As a species, humans are inherently social. We rely on connections with others to survive. Our close relationships with the people who love and support us--for better or worse--are some of our most valuable possessions.
As Valentine's Day approaches, you may be putting a little more time and energy into being grateful for the people in your life that matter most--and showing your appreciation to them. But it's also worth understanding what would happen--from a legal standpoint--if your loving support system were suddenly taken away.
Every day, we make millions of choices--any of which could lead to an unexpected accident or injury. For example, your husband could suffer an on-the-job injury on an oil rig--resulting in traumatic brain injury.

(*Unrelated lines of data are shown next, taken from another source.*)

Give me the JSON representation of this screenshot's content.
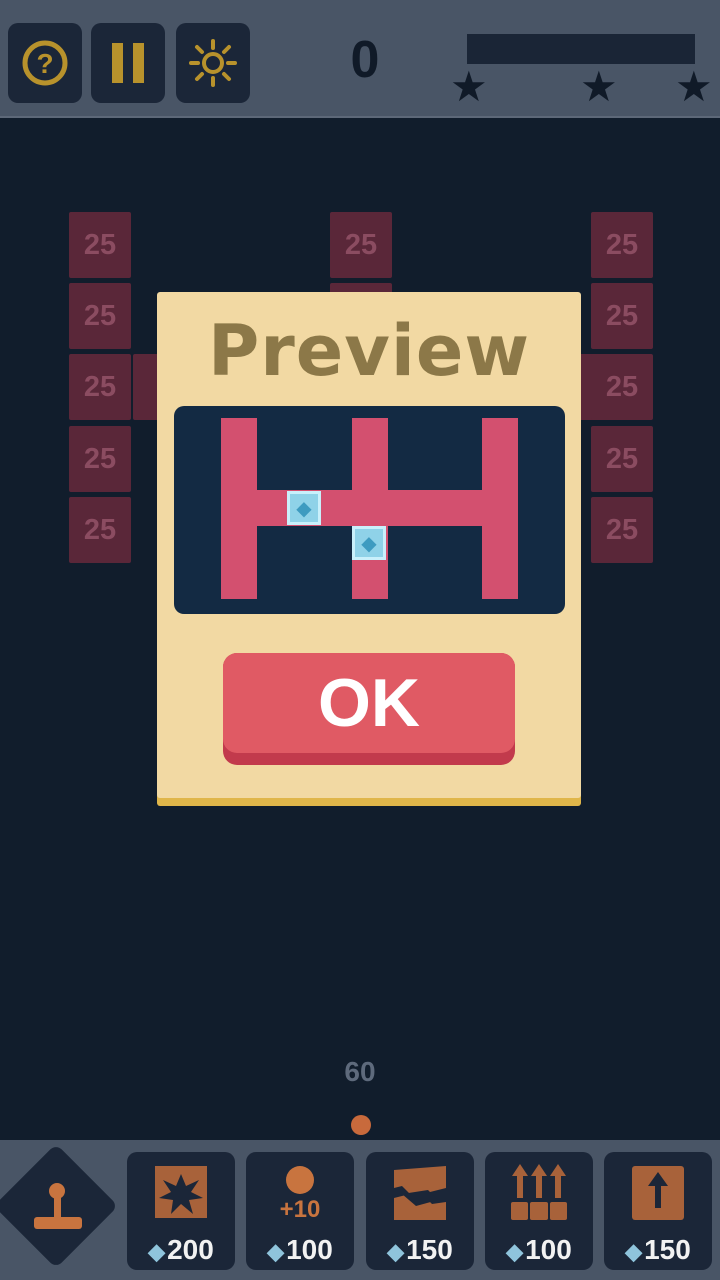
{
  "header": {
    "score": "0",
    "stars_total": 3,
    "help_icon": "question-mark-icon",
    "pause_icon": "pause-icon",
    "settings_icon": "sun-icon"
  },
  "bricks": {
    "value_label": "25"
  },
  "dialog": {
    "title": "Preview",
    "ok_label": "OK"
  },
  "ball_count": "60",
  "powerups": [
    {
      "name": "joystick",
      "icon": "joystick-icon"
    },
    {
      "name": "explode",
      "icon": "explosion-icon",
      "cost": "200"
    },
    {
      "name": "extra-balls",
      "icon": "ball-plus-icon",
      "label": "+10",
      "cost": "100"
    },
    {
      "name": "break-row",
      "icon": "broken-row-icon",
      "cost": "150"
    },
    {
      "name": "push-up",
      "icon": "arrows-up-icon",
      "cost": "100"
    },
    {
      "name": "lift-row",
      "icon": "arrow-up-box-icon",
      "cost": "150"
    }
  ],
  "colors": {
    "background": "#111d2c",
    "bar": "#495566",
    "brick": "#5a2739",
    "dialog": "#f2d9a3",
    "ok": "#e05a64",
    "preview_path": "#d3506f"
  }
}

In such a case, your husband would be able to sue the negligent party for his medical expenses, loss of income and other pain and suffering.
In addition, his injury may have serious implications on your marital relationship. He may not remember you or be able to show the same level of love and affection for you. He may not be able to be the same type of companion or sexual partner he once was. His injury may have an adverse impact on your enjoyment of life.
All of these effects are compensable damages under what is called "loss of consortium." Under Alaska law, if your spouse suffers serious injury or death, you can file a loss of consortium claim against the negligent party to seek damages for any emotional distress, mental anguish or other non-economic damages you suffer as a result of your spouse's accident.
This Valentine's Day, be grateful for the health and wellbeing of your loved ones. Know that if the worst does happen, there are legal instruments in place to support you.